“The question here today is one of disclosure and honesty,” Orange said.
Duncan said in an interview last week that city insurance examiners were made aware of his three misdemeanor offenses — a 2000 arrest for underage possession of alcohol and disorderly conduct when Duncan was 20 and attending college, and a 2004 charge for a bounced check totaling less than $150.
The Department of Insurance, Securities and Banking said in a statement Monday that it saw “no reason to change its licensing decision” on Thrive and that Orange’s concerns “were raised and evaluated at the time of the application.” Also, the directors of three city departments defended the contract award — including its high ranking by a city procurement panel and the propriety of the licensing process — in a letter delivered to Orange Monday.
Yvette M. Alexander, chairman of the council’s Health Committee, disputed Orange’s claims, saying that they “have all been vetted” and that the insurance department “was aware of all of that.”
“We’re jeopardizing the health care of over 200,000 residents” by delaying the contract, said Alexander (D-Ward 7). “They deserve as much choice as we have with our health-care coverage.”
At one point, Orange proposed that the council convene an executive session to review and discuss confidential Thrive documents — a maneuver that would have required clearing the council chamber of all but members and essential staff.

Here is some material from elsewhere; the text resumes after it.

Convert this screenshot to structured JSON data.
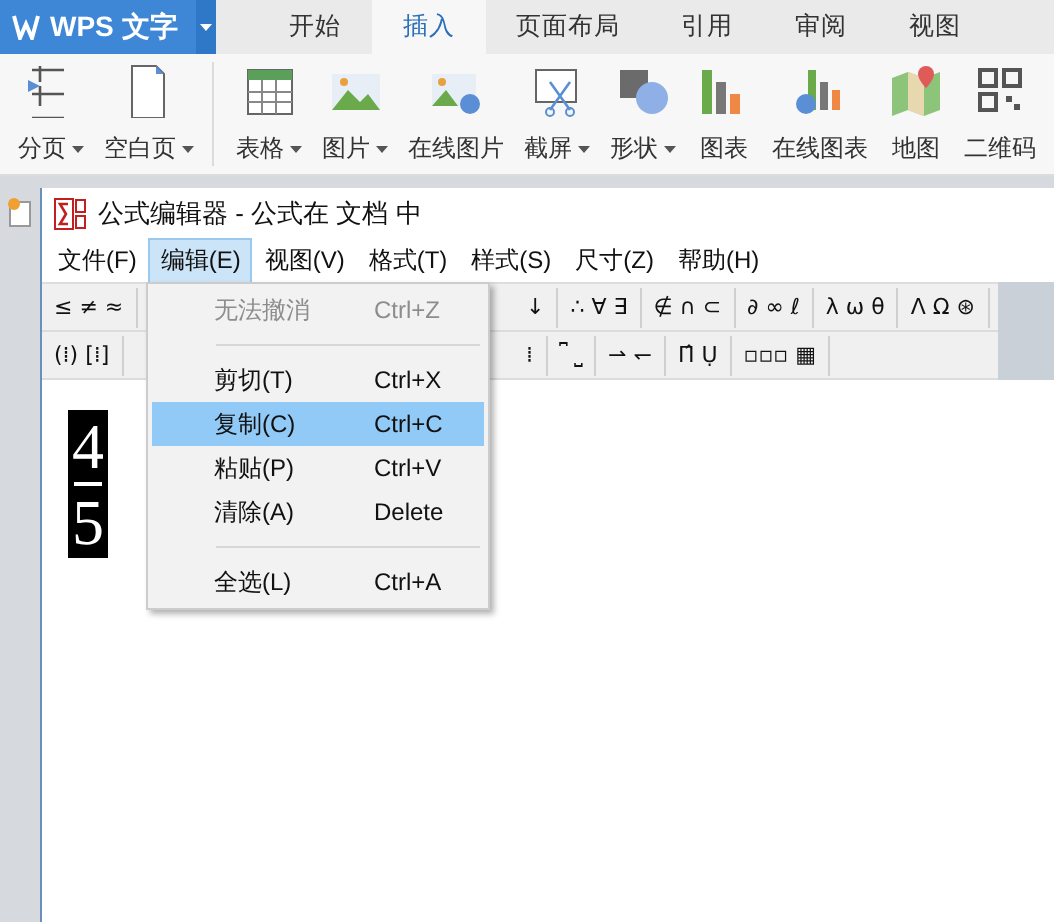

But colleagues balked at closing the meeting to the public.
“If you feel that a person from California and a person from Michigan can just pop into town and in just seven months receive a half-a-billion-dollar contract in the District of Columbia . . . that’s a question for you,” Orange said before the final vote. “I can look at myself in the mirror because I did the due diligence.”
In the end, Orange won votes opposing the contract from colleagues Anita Bonds (D-At Large), Muriel Bowser (D-Ward 4), and Jim Graham (D-Ward 1). But seven members — including Alexander and Chairman Phil Mendelson (D) — voted yes, enough to secure approval. Marion Barry (D-Ward 8) recused himself from voting, he said, because the woman who donated him a kidney in 2009, Kim Dickens, is working for the firm.
In a statement, Duncan said Thrive is “excited and proud” to be selected and touted its “all-star team of professionals” experienced with the District’s Medicaid program. “We look forward to getting started,” he said.